A wrist fracture is an acute injury resulting from the break in one of the many small bones in the wrist. These injuries are not always easy to observe and diagnosed by untrained eyes. The most common cause of a wrist fracture occurs among snowboarders, rollerbladers, and football players, those who extend their arms when falling. Fractures happen when their hand and wrist get hyperextended, and the athlete’s weight is forced onto the palm. Injuries include pain and swelling in the area below the base of the thumb up through the forearm. The pain may increase with the movement of the thumb and wrist. Treatments will vary depending on the severity of the fracture, where most require splinting or casting, but others may result in surgery needed.

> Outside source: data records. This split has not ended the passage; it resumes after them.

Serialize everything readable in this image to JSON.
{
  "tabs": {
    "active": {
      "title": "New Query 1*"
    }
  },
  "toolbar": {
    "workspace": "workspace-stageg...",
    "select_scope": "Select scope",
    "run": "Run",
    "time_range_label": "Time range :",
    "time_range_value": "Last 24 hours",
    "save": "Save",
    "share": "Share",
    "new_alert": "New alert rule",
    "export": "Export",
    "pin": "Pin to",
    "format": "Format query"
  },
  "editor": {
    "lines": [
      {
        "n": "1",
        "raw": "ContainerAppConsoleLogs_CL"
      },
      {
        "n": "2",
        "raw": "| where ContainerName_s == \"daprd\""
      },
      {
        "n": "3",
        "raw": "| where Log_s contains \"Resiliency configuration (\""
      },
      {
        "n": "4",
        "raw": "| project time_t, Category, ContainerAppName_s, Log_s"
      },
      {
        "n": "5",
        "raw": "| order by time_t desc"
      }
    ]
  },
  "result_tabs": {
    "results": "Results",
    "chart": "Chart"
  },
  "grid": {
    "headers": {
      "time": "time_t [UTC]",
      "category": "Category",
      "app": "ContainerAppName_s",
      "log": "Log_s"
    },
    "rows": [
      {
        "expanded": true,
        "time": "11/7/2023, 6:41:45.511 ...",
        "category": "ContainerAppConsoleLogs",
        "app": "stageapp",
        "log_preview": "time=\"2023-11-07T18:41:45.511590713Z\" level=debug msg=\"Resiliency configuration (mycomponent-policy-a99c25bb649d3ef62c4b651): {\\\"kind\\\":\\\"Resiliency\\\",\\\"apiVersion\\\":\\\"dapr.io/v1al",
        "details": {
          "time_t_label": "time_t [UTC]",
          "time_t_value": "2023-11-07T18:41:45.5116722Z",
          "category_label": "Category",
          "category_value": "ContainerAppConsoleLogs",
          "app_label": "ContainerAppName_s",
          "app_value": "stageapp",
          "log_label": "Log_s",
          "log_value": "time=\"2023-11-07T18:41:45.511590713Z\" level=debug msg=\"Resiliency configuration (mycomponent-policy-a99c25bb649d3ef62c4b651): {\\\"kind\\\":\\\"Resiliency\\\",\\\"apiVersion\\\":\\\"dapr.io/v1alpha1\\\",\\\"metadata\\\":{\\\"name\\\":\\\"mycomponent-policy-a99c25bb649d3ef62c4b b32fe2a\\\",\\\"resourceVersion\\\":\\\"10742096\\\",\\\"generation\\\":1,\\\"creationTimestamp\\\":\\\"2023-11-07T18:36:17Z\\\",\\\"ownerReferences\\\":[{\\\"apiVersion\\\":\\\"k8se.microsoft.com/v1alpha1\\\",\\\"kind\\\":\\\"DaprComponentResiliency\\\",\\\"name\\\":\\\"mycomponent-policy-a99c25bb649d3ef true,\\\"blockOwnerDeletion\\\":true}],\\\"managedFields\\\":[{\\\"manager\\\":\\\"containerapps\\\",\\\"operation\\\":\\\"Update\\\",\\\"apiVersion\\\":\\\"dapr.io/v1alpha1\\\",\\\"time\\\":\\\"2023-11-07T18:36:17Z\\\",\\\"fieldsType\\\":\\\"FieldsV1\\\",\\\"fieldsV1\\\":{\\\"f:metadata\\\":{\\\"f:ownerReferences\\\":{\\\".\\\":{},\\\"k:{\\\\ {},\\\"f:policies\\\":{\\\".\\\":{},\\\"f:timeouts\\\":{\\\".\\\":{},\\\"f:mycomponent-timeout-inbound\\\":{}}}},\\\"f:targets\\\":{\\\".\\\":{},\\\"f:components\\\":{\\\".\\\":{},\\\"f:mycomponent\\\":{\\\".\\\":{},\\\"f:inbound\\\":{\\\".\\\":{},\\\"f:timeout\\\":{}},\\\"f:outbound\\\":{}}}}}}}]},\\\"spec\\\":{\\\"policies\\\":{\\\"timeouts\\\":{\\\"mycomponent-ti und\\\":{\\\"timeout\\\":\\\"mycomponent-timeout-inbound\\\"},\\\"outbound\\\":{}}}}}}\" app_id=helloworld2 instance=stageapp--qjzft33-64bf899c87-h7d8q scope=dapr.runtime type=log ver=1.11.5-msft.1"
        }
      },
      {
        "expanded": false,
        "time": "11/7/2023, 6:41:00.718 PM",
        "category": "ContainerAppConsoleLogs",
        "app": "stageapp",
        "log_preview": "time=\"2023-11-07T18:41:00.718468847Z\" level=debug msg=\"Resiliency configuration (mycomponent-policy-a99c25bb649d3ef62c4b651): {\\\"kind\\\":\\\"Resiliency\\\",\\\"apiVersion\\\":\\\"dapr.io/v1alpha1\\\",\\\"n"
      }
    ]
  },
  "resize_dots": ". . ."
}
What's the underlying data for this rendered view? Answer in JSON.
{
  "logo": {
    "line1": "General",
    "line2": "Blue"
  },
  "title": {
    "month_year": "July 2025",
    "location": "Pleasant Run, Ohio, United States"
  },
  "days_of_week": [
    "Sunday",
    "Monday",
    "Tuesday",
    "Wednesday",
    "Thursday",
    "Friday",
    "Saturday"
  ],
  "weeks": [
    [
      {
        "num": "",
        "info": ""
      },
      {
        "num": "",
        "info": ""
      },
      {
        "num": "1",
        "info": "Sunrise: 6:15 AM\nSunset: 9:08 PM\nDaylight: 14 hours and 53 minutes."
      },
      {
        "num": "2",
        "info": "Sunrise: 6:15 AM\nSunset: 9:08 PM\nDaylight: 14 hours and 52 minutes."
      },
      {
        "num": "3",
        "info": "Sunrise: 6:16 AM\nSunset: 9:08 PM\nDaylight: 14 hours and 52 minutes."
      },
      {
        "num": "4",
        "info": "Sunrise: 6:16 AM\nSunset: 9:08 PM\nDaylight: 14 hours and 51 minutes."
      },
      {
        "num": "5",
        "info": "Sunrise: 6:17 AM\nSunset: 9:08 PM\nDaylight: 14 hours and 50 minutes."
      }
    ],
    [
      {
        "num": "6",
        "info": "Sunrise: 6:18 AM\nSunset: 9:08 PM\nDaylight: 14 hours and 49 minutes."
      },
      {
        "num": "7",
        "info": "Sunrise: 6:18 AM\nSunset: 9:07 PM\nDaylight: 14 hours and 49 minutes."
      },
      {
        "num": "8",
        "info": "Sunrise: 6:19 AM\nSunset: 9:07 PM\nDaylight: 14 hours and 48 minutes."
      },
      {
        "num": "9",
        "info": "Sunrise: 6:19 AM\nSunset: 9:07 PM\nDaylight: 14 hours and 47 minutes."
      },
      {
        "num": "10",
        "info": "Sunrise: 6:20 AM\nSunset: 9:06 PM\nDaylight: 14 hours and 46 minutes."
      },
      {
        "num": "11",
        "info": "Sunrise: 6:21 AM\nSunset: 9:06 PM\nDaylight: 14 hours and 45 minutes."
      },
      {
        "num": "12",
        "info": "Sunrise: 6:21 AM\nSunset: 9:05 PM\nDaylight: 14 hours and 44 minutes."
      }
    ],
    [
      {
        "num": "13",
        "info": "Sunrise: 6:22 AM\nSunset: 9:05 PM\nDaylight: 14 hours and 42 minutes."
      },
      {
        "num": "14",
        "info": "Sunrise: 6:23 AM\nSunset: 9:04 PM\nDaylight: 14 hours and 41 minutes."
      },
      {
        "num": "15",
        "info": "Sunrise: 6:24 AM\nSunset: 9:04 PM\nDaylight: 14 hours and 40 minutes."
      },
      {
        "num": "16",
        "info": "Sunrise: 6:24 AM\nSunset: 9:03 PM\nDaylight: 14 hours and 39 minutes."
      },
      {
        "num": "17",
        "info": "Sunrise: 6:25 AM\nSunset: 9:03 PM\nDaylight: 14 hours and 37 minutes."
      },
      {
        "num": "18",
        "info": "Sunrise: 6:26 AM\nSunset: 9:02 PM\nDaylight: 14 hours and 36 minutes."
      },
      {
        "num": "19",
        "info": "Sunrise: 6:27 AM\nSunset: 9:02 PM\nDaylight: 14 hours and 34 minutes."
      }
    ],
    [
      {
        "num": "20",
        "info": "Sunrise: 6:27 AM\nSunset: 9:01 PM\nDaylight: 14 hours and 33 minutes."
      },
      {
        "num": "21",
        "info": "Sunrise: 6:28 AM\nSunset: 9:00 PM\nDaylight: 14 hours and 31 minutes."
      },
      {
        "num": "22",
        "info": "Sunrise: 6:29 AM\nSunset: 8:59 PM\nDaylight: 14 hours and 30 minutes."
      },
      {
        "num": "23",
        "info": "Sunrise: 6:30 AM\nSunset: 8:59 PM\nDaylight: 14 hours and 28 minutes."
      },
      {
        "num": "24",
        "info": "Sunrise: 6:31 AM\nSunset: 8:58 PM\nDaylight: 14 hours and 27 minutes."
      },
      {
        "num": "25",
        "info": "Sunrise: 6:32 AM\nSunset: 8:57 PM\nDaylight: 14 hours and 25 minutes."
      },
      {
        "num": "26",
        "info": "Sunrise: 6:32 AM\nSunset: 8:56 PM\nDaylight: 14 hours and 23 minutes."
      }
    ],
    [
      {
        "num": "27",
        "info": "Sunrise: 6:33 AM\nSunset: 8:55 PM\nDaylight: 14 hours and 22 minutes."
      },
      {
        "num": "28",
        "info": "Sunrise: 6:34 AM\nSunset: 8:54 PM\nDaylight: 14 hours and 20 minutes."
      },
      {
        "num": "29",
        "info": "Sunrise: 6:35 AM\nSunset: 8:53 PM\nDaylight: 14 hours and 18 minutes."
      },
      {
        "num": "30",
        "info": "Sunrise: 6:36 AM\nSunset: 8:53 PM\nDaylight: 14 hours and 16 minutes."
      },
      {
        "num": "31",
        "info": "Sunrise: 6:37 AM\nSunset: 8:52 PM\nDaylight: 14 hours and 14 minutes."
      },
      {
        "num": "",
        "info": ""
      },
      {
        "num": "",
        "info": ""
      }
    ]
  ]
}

Wrist Ligament Tear
Wrist ligaments and cartilage can experience tearing for many different reasons. The two most common are acute trauma caused by a hard fall on an outstretched arm, causing the wrist to twist abnormally. Secondly, repetitive stress injuries (RSIs) can gradually pull on tendons and tear during exercise or other recreational activities.
Total prevention of sports injuries may not be possible, but taking the proper precautions, will likely lower your risk. Always wear well-fitting sports equipment and protective gear like wrist guards and gloves. Sports tape can help make a big difference in keeping your muscles in check. Remember to warm up, stretch, and take breaks to allow proper body functionality.
Have an injury to your hands or wrist? Contact the experts at Michigan Hand & Wrist for a free consultation!
Michigan Hand & Wrist was founded in 2001 with the mission to provide the highest-quality care for patients seeking surgical or non-surgical hand or upper extremity relief. Our goal is to exhaust all non-operative measures before discussing or moving on to surgical interventions. We offer on-site physical therapy from therapists committed to improving your quality of life. Our individualized treatments are modern, progressive, and exceptional. Call us at 248-596-0412 for further questions.
Written by the digital marketing team at Creative Programs & Systems: www.cpsmi.com